● TASK PROMPT: Line filter on the word "title": copy each matching line from the entries.

● RECORDS FOR PROCESSING:

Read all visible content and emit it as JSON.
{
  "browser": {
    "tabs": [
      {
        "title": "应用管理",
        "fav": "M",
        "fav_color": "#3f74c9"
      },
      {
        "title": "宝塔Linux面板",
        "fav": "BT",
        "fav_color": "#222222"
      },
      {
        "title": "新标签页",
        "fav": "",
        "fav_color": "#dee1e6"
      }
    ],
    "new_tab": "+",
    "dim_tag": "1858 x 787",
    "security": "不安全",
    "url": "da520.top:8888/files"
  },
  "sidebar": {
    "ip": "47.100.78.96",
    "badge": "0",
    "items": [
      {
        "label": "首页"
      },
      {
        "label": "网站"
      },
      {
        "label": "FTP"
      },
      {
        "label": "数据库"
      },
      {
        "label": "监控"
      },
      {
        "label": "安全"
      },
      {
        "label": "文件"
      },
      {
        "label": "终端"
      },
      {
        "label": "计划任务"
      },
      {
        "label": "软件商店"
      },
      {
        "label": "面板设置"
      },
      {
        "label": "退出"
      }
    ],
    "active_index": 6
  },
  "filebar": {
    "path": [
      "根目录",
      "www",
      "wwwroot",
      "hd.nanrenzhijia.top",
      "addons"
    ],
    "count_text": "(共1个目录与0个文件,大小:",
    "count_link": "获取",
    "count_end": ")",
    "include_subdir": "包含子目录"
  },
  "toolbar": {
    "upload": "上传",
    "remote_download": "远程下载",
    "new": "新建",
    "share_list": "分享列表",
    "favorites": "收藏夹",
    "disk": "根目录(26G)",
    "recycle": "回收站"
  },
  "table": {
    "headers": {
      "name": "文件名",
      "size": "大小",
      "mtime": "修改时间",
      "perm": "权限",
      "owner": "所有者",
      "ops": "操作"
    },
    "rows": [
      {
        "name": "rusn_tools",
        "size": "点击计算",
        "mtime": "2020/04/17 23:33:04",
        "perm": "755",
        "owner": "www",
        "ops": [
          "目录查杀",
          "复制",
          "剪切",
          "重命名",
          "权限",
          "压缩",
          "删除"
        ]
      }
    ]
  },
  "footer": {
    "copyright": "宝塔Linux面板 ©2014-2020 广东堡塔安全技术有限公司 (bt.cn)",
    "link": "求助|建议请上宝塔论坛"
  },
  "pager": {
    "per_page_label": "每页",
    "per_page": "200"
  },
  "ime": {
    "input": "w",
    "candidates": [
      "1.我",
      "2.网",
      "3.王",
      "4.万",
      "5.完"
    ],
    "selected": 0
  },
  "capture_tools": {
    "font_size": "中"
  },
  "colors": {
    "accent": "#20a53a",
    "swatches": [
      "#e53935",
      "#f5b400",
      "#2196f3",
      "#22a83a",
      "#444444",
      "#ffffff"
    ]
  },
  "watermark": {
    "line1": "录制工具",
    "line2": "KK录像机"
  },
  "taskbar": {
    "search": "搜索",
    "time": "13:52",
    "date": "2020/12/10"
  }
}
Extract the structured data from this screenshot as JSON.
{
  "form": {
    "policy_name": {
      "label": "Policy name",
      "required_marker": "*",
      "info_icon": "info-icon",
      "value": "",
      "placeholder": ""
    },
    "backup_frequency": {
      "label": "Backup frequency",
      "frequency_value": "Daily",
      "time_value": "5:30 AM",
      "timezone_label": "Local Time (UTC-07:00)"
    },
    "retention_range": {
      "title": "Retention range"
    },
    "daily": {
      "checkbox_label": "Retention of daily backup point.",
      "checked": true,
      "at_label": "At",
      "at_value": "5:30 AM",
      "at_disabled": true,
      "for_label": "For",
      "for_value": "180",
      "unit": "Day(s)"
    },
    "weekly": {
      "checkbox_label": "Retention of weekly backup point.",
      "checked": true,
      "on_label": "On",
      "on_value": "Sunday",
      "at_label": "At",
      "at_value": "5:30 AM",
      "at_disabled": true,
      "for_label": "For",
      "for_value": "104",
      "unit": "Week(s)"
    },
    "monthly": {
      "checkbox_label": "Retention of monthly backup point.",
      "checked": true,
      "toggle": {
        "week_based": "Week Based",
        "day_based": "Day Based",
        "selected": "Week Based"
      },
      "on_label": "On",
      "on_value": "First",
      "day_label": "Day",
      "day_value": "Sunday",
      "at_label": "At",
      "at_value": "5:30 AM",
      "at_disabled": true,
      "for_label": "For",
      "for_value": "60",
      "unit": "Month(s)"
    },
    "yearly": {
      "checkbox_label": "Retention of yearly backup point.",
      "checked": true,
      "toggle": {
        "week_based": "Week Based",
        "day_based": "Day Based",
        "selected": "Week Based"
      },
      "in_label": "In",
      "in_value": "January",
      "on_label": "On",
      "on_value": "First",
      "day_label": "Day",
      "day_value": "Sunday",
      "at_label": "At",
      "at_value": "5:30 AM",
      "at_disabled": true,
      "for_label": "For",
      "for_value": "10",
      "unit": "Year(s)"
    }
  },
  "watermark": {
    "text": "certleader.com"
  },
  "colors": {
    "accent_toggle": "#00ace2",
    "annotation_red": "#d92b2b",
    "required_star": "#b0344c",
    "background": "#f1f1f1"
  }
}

● TASK SOLUTION:
        "title": "应用管理",
        "title": "宝塔Linux面板",
        "title": "新标签页",
      "title": "Retention range"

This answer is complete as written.